My degrees in history and my teaching experience make me a natural to write historical romance. It gives me the opportunity to pass on stories of who we are and where we come from while exploring the relationship between men and women. I like to think I’m writing about a hero and heroine who lived just down the road from my ancestors. What could be more fun than that?

Do you have any favorite ancestor stories? Related to anyone famous?


Cynthia Owens said...

Hi Terry, what a wonderful post! I love old family stories!

I grew up in Montreal, and I have two great stories from my own family. The first concerns an ancestor on my father's side. Family lore says that Thomas Aubert (Aubert is my maiden name) sailed up the St. Lawrence River and actually landed in Canada - then New France - some 26 years before Jacques Cartier's 1534 voyage!

My second story is from my mother's side of the family. Records indicate that one of her mother's family was a 17th Century "Kings Girl" and was sent from France to New France (now Quebec) to marry one of the habitants, or settlers, there.

I'm sure there are a few historical romance stories there! Again, greta post!

Kathryn Albright said...

Hi Terry! Wow--we have so much in common! Our ancesters seemed to have lived parallel lives. (Illinois--Franklin--farmers--definitely could be a connection there.)

My mother is deep into genealogy. You may even know here there in your town as she is very active in the Genealogical Society there. One thing I learned from her (besides being related to John Adams) is that my family is also related to the Conants of Salem, MA who were involved in the witch hunts in the 1600s. William Conant has a life-size statue in the middle of town dedicated to him. He's wearing a cape and tall hat as he would have in the 1600s.

Researching ancestors inspires stories to spring up inside me. Lots of cool ideas.

Thanks for a very informative and interesting post.

Dr. Bill (William L.) Smith said...


Roger Conant was my 9th great-grandfather. My daughters have seen the statue, I haven't. He was Gov of Mass Bay Colony and a founder of Salem, about 80-90 years before the Witch Trials, as I recall.
Other "famous" relative was Nile Kinnick, Heisman Trophy winning USNavy pilot died in WWII. A Novel was written "as if" he had lived and became President of USA. Small world!
Bill ;-)

Author of "13 Ways to Tell Your Ancestor Stories"

Terry Blain said...


Too cool, maybe we are related? Any of your ancestors from western Illinois? My dad's family farmed all over that area.

Jody said...

I like you have done extensive family history with both my mother and father. In our family each of us kids took a line patenal/maternal. I did the paternal maternal line and have gotten that line back to 1731 Scotland but thanks to the Reformation a lot records were lost or never recorded of the cottars of which my family were. I have two family stories:
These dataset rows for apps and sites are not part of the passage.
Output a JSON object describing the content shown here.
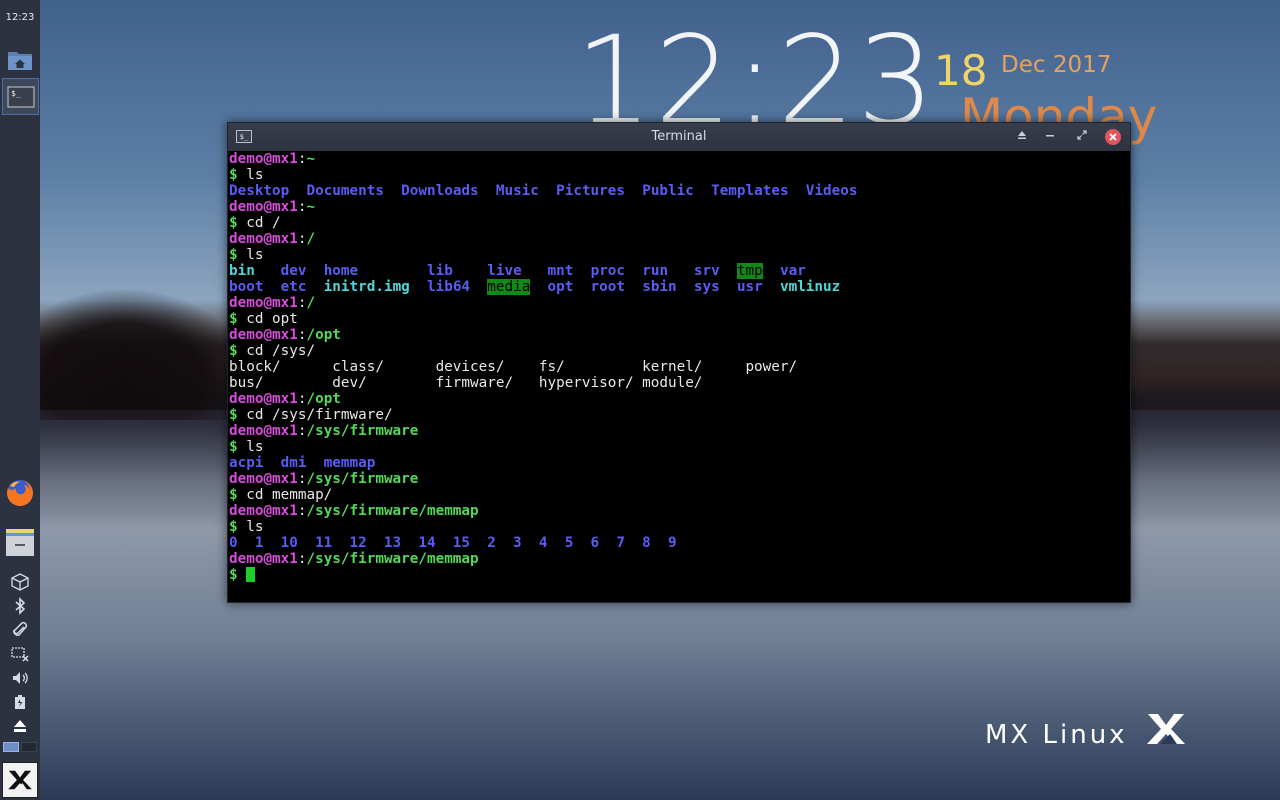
{
  "desktop": {
    "conky": {
      "time": "12:23",
      "day": "18",
      "month_year": "Dec 2017",
      "weekday": "Monday"
    },
    "logo_text": "MX Linux"
  },
  "panel": {
    "clock": "12:23",
    "icons": [
      "home-folder-icon",
      "terminal-icon",
      "firefox-icon",
      "file-manager-icon",
      "package-icon",
      "bluetooth-icon",
      "clipboard-icon",
      "screenshot-icon",
      "volume-icon",
      "battery-icon",
      "eject-icon",
      "mx-menu-icon"
    ]
  },
  "terminal": {
    "title": "Terminal",
    "title_icon": "$_",
    "prompt_user": "demo",
    "prompt_host": "@mx1",
    "lines": [
      {
        "type": "prompt",
        "path": "~"
      },
      {
        "type": "cmd",
        "text": "ls"
      },
      {
        "type": "out",
        "items": [
          {
            "t": "Desktop",
            "c": "dir"
          },
          {
            "t": "  ",
            "c": "plain"
          },
          {
            "t": "Documents",
            "c": "dir"
          },
          {
            "t": "  ",
            "c": "plain"
          },
          {
            "t": "Downloads",
            "c": "dir"
          },
          {
            "t": "  ",
            "c": "plain"
          },
          {
            "t": "Music",
            "c": "dir"
          },
          {
            "t": "  ",
            "c": "plain"
          },
          {
            "t": "Pictures",
            "c": "dir"
          },
          {
            "t": "  ",
            "c": "plain"
          },
          {
            "t": "Public",
            "c": "dir"
          },
          {
            "t": "  ",
            "c": "plain"
          },
          {
            "t": "Templates",
            "c": "dir"
          },
          {
            "t": "  ",
            "c": "plain"
          },
          {
            "t": "Videos",
            "c": "dir"
          }
        ]
      },
      {
        "type": "prompt",
        "path": "~"
      },
      {
        "type": "cmd",
        "text": "cd /"
      },
      {
        "type": "prompt",
        "path": "/"
      },
      {
        "type": "cmd",
        "text": "ls"
      },
      {
        "type": "out",
        "items": [
          {
            "t": "bin",
            "c": "link"
          },
          {
            "t": "   ",
            "c": "plain"
          },
          {
            "t": "dev",
            "c": "dir"
          },
          {
            "t": "  ",
            "c": "plain"
          },
          {
            "t": "home",
            "c": "dir"
          },
          {
            "t": "        ",
            "c": "plain"
          },
          {
            "t": "lib",
            "c": "dir"
          },
          {
            "t": "    ",
            "c": "plain"
          },
          {
            "t": "live",
            "c": "dir"
          },
          {
            "t": "   ",
            "c": "plain"
          },
          {
            "t": "mnt",
            "c": "dir"
          },
          {
            "t": "  ",
            "c": "plain"
          },
          {
            "t": "proc",
            "c": "dir"
          },
          {
            "t": "  ",
            "c": "plain"
          },
          {
            "t": "run",
            "c": "dir"
          },
          {
            "t": "   ",
            "c": "plain"
          },
          {
            "t": "srv",
            "c": "dir"
          },
          {
            "t": "  ",
            "c": "plain"
          },
          {
            "t": "tmp",
            "c": "stickydir"
          },
          {
            "t": "  ",
            "c": "plain"
          },
          {
            "t": "var",
            "c": "dir"
          }
        ]
      },
      {
        "type": "out",
        "items": [
          {
            "t": "boot",
            "c": "dir"
          },
          {
            "t": "  ",
            "c": "plain"
          },
          {
            "t": "etc",
            "c": "dir"
          },
          {
            "t": "  ",
            "c": "plain"
          },
          {
            "t": "initrd.img",
            "c": "link"
          },
          {
            "t": "  ",
            "c": "plain"
          },
          {
            "t": "lib64",
            "c": "dir"
          },
          {
            "t": "  ",
            "c": "plain"
          },
          {
            "t": "media",
            "c": "stickydir"
          },
          {
            "t": "  ",
            "c": "plain"
          },
          {
            "t": "opt",
            "c": "dir"
          },
          {
            "t": "  ",
            "c": "plain"
          },
          {
            "t": "root",
            "c": "dir"
          },
          {
            "t": "  ",
            "c": "plain"
          },
          {
            "t": "sbin",
            "c": "dir"
          },
          {
            "t": "  ",
            "c": "plain"
          },
          {
            "t": "sys",
            "c": "dir"
          },
          {
            "t": "  ",
            "c": "plain"
          },
          {
            "t": "usr",
            "c": "dir"
          },
          {
            "t": "  ",
            "c": "plain"
          },
          {
            "t": "vmlinuz",
            "c": "link"
          }
        ]
      },
      {
        "type": "prompt",
        "path": "/"
      },
      {
        "type": "cmd",
        "text": "cd opt"
      },
      {
        "type": "prompt",
        "path": "/opt"
      },
      {
        "type": "cmd",
        "text": "cd /sys/"
      },
      {
        "type": "out",
        "items": [
          {
            "t": "block/      class/      devices/    fs/         kernel/     power/",
            "c": "plain"
          }
        ]
      },
      {
        "type": "out",
        "items": [
          {
            "t": "bus/        dev/        firmware/   hypervisor/ module/",
            "c": "plain"
          }
        ]
      },
      {
        "type": "prompt",
        "path": "/opt"
      },
      {
        "type": "cmd",
        "text": "cd /sys/firmware/"
      },
      {
        "type": "prompt",
        "path": "/sys/firmware"
      },
      {
        "type": "cmd",
        "text": "ls"
      },
      {
        "type": "out",
        "items": [
          {
            "t": "acpi",
            "c": "dir"
          },
          {
            "t": "  ",
            "c": "plain"
          },
          {
            "t": "dmi",
            "c": "dir"
          },
          {
            "t": "  ",
            "c": "plain"
          },
          {
            "t": "memmap",
            "c": "dir"
          }
        ]
      },
      {
        "type": "prompt",
        "path": "/sys/firmware"
      },
      {
        "type": "cmd",
        "text": "cd memmap/"
      },
      {
        "type": "prompt",
        "path": "/sys/firmware/memmap"
      },
      {
        "type": "cmd",
        "text": "ls"
      },
      {
        "type": "out",
        "items": [
          {
            "t": "0  1  10  11  12  13  14  15  2  3  4  5  6  7  8  9",
            "c": "dir"
          }
        ]
      },
      {
        "type": "prompt",
        "path": "/sys/firmware/memmap"
      },
      {
        "type": "cursor"
      }
    ]
  },
  "colors": {
    "prompt_user": "#d44fd7",
    "prompt_path": "#54d85a",
    "dir": "#5a5cf2",
    "link": "#4fd7d7",
    "sticky_bg": "#0e8a17",
    "cursor": "#1ecf2a",
    "panel_bg": "#2c3240",
    "close_button": "#e0565f"
  }
}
But on my mom's side of the family she heard all the time growing up that her family was related to Lady Astor, it became a big joke over time. However, thanks to genealogy research and my mtDNA testing we have proved that she was in fact related. Lady Astor was a Witcher daughter and my ancestor was her sister.
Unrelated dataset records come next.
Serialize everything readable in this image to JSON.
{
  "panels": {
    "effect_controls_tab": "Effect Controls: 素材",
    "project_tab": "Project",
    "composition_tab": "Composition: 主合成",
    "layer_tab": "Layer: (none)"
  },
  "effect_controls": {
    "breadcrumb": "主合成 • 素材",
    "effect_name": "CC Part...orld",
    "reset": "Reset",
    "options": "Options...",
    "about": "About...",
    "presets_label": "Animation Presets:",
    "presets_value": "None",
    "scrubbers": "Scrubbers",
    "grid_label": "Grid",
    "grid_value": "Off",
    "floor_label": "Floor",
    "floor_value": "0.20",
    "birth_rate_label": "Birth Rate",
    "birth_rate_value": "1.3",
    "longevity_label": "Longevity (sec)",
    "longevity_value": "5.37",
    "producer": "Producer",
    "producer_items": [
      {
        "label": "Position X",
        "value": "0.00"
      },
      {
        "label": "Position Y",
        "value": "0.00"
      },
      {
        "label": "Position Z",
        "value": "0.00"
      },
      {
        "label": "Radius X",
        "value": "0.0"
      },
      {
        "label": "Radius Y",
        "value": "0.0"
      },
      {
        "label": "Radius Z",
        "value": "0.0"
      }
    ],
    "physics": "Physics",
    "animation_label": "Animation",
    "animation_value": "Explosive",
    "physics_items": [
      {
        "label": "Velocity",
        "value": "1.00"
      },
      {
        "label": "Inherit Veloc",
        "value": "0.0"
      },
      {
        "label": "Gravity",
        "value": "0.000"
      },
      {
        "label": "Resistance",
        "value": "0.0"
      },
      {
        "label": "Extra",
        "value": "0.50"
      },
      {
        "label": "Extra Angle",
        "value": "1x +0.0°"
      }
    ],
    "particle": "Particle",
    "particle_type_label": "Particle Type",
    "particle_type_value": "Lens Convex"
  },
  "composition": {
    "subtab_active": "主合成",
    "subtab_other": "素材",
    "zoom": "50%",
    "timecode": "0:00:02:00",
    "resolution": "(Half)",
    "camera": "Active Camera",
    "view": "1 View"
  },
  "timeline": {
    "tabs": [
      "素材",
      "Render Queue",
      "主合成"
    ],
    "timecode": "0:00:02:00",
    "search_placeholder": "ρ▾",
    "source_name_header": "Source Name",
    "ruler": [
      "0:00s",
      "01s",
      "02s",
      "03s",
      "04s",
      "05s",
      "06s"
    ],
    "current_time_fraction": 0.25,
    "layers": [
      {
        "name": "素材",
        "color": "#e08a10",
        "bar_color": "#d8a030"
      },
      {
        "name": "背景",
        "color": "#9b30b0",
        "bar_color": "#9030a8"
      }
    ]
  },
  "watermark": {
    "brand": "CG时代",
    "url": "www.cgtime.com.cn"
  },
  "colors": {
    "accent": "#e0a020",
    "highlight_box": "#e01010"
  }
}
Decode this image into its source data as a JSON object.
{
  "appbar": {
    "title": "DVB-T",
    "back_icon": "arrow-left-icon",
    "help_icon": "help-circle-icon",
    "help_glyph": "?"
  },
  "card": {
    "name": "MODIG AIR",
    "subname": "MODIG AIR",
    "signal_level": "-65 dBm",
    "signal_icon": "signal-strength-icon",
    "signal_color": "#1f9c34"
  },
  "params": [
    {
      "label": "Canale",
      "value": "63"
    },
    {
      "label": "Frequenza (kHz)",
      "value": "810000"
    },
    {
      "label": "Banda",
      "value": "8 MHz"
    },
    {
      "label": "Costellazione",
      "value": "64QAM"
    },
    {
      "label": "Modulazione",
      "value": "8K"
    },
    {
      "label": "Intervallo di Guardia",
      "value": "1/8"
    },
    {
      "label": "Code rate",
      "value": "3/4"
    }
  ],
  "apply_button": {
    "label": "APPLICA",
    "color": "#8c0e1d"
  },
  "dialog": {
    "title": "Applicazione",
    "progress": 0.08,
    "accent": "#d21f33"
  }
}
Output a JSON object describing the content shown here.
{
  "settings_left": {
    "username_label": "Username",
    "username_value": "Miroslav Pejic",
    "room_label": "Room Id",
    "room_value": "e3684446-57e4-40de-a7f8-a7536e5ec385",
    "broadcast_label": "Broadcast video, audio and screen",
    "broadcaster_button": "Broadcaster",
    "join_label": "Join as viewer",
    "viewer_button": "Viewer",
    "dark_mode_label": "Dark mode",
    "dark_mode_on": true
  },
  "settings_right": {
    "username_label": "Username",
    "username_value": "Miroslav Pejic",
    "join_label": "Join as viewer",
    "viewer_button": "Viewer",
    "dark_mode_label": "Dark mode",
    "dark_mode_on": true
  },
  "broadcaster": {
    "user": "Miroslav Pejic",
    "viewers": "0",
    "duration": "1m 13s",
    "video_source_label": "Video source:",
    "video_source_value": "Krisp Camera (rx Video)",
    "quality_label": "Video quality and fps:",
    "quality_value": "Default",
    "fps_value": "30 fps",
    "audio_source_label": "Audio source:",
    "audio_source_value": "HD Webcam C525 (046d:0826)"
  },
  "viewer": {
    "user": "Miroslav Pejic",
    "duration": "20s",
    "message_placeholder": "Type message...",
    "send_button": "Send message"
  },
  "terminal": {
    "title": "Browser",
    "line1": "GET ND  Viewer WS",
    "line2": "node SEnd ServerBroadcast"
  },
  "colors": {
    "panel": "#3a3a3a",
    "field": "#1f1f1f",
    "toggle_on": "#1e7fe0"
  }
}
Also on my mom' side she had an ancestor who fought in the Civil War and survived but for some reason his wife got a death pension. Seems like he wanted to go west and his wife didn't. She stayed behind In Missouri and he went west where he married again(no divorce of the first) and had a large family. How she was able to prove he was actually dead is still a mystery but she got it done so she had money to live on.
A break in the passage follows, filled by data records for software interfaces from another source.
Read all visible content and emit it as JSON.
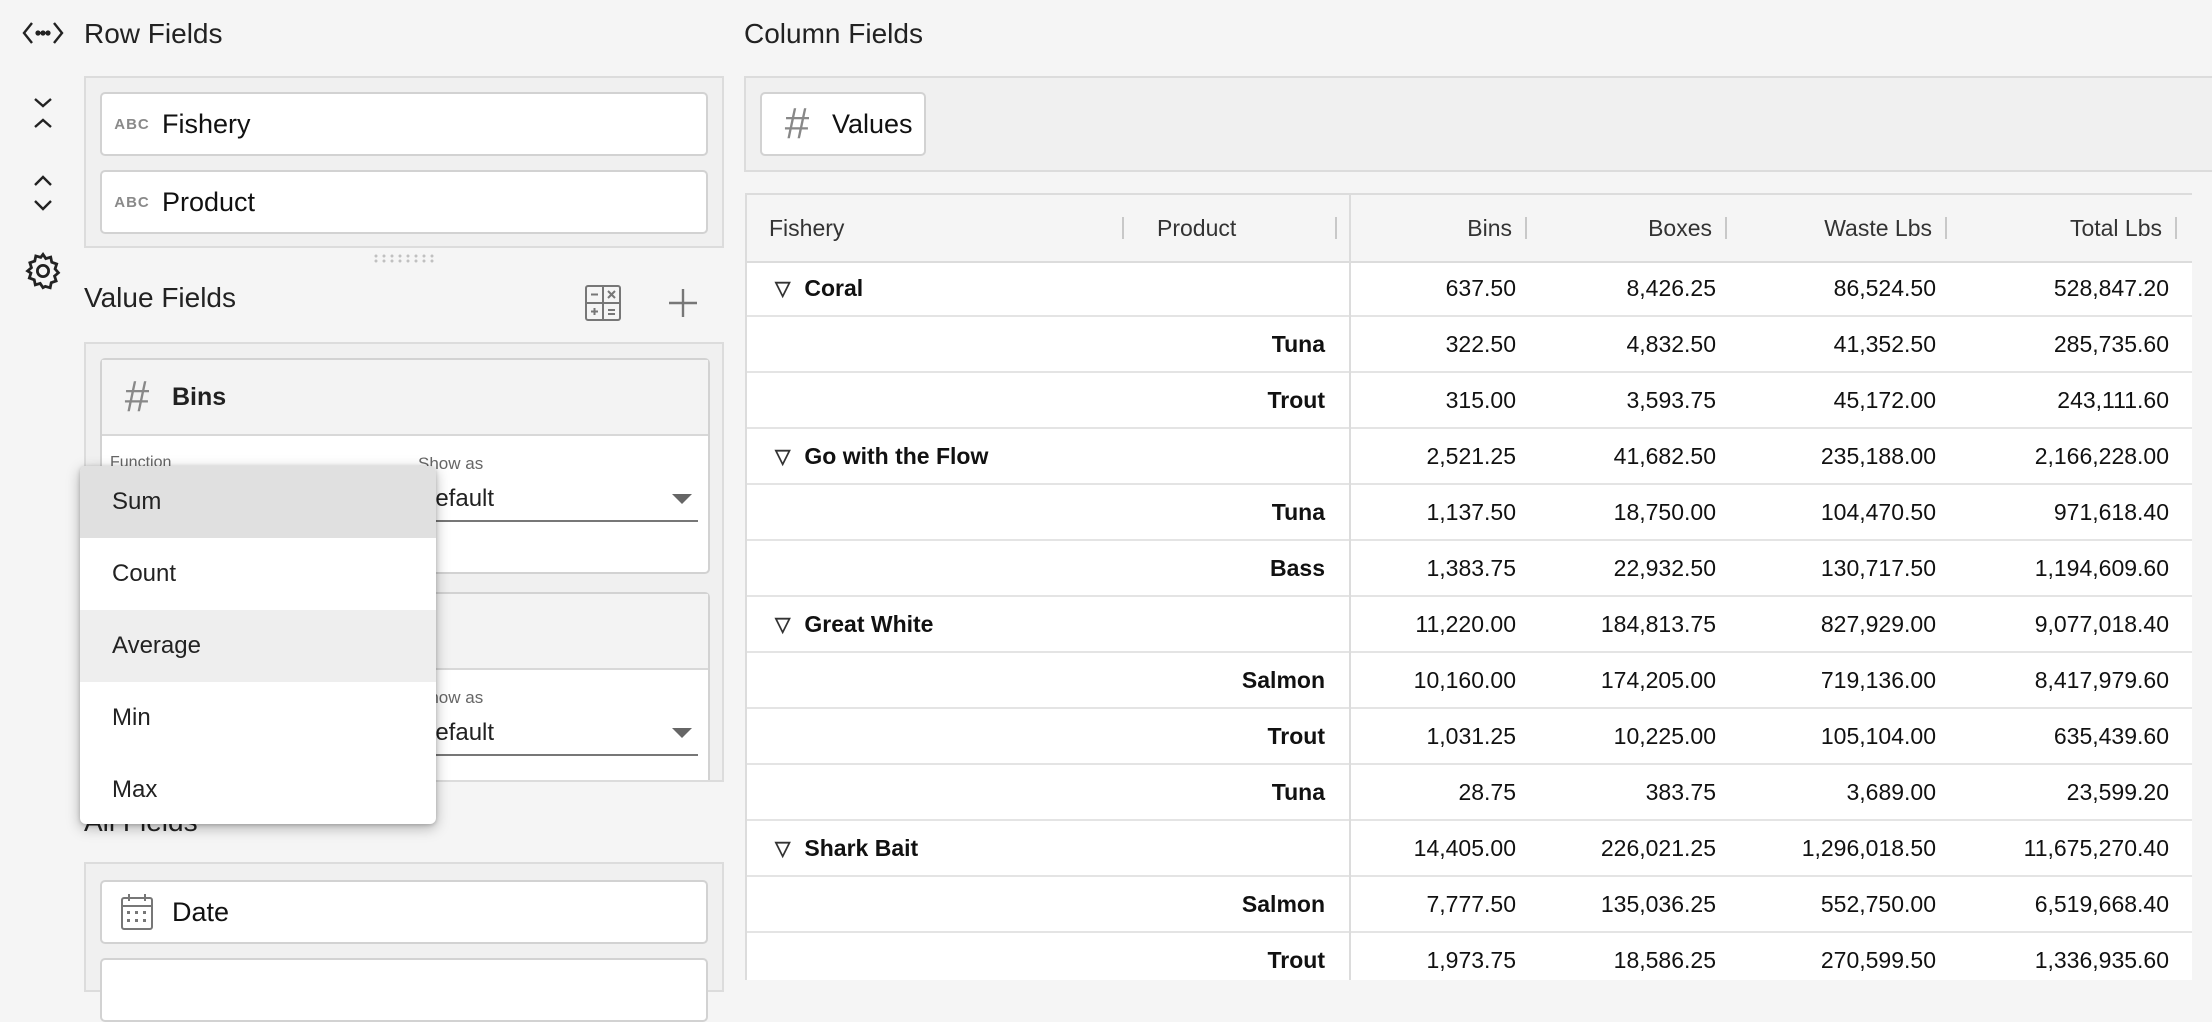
{
  "panel": {
    "row_fields_title": "Row Fields",
    "value_fields_title": "Value Fields",
    "column_fields_title": "Column Fields",
    "all_fields_title": "All Fields",
    "row_fields": [
      {
        "type": "ABC",
        "name": "Fishery"
      },
      {
        "type": "ABC",
        "name": "Product"
      }
    ],
    "column_fields": [
      {
        "type": "#",
        "name": "Values"
      }
    ],
    "value_fields": [
      {
        "name": "Bins",
        "function_label": "Function",
        "show_as_label": "Show as",
        "show_as_value": "Default"
      },
      {
        "show_as_label": "Show as",
        "show_as_value": "Default"
      }
    ],
    "all_fields": [
      {
        "name": "Date"
      }
    ]
  },
  "function_menu": {
    "items": [
      "Sum",
      "Count",
      "Average",
      "Min",
      "Max"
    ],
    "selected": "Sum"
  },
  "grid": {
    "headers": [
      "Fishery",
      "Product",
      "Bins",
      "Boxes",
      "Waste Lbs",
      "Total Lbs"
    ],
    "rows": [
      {
        "fishery": "Coral",
        "product": "",
        "bins": "637.50",
        "boxes": "8,426.25",
        "waste": "86,524.50",
        "total": "528,847.20",
        "group": true
      },
      {
        "fishery": "",
        "product": "Tuna",
        "bins": "322.50",
        "boxes": "4,832.50",
        "waste": "41,352.50",
        "total": "285,735.60"
      },
      {
        "fishery": "",
        "product": "Trout",
        "bins": "315.00",
        "boxes": "3,593.75",
        "waste": "45,172.00",
        "total": "243,111.60"
      },
      {
        "fishery": "Go with the Flow",
        "product": "",
        "bins": "2,521.25",
        "boxes": "41,682.50",
        "waste": "235,188.00",
        "total": "2,166,228.00",
        "group": true
      },
      {
        "fishery": "",
        "product": "Tuna",
        "bins": "1,137.50",
        "boxes": "18,750.00",
        "waste": "104,470.50",
        "total": "971,618.40"
      },
      {
        "fishery": "",
        "product": "Bass",
        "bins": "1,383.75",
        "boxes": "22,932.50",
        "waste": "130,717.50",
        "total": "1,194,609.60"
      },
      {
        "fishery": "Great White",
        "product": "",
        "bins": "11,220.00",
        "boxes": "184,813.75",
        "waste": "827,929.00",
        "total": "9,077,018.40",
        "group": true
      },
      {
        "fishery": "",
        "product": "Salmon",
        "bins": "10,160.00",
        "boxes": "174,205.00",
        "waste": "719,136.00",
        "total": "8,417,979.60"
      },
      {
        "fishery": "",
        "product": "Trout",
        "bins": "1,031.25",
        "boxes": "10,225.00",
        "waste": "105,104.00",
        "total": "635,439.60"
      },
      {
        "fishery": "",
        "product": "Tuna",
        "bins": "28.75",
        "boxes": "383.75",
        "waste": "3,689.00",
        "total": "23,599.20"
      },
      {
        "fishery": "Shark Bait",
        "product": "",
        "bins": "14,405.00",
        "boxes": "226,021.25",
        "waste": "1,296,018.50",
        "total": "11,675,270.40",
        "group": true
      },
      {
        "fishery": "",
        "product": "Salmon",
        "bins": "7,777.50",
        "boxes": "135,036.25",
        "waste": "552,750.00",
        "total": "6,519,668.40"
      },
      {
        "fishery": "",
        "product": "Trout",
        "bins": "1,973.75",
        "boxes": "18,586.25",
        "waste": "270,599.50",
        "total": "1,336,935.60"
      }
    ]
  }
}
I love this show because it isn't a case of looking for famous ancestors but placing ancestors in historical events which is the way history should be taught and often isn't.

Sally said...

I have an uncle that has traced my father's family to England where we have met the branch of the family that stayed in England. They have traveled over here for reunions and many have traveled over there to visit.

marybelle said...

I have documentation of an ancestor being run over & killed by a manure cart - while drunk. NOT our finest moment but you can't help but laugh.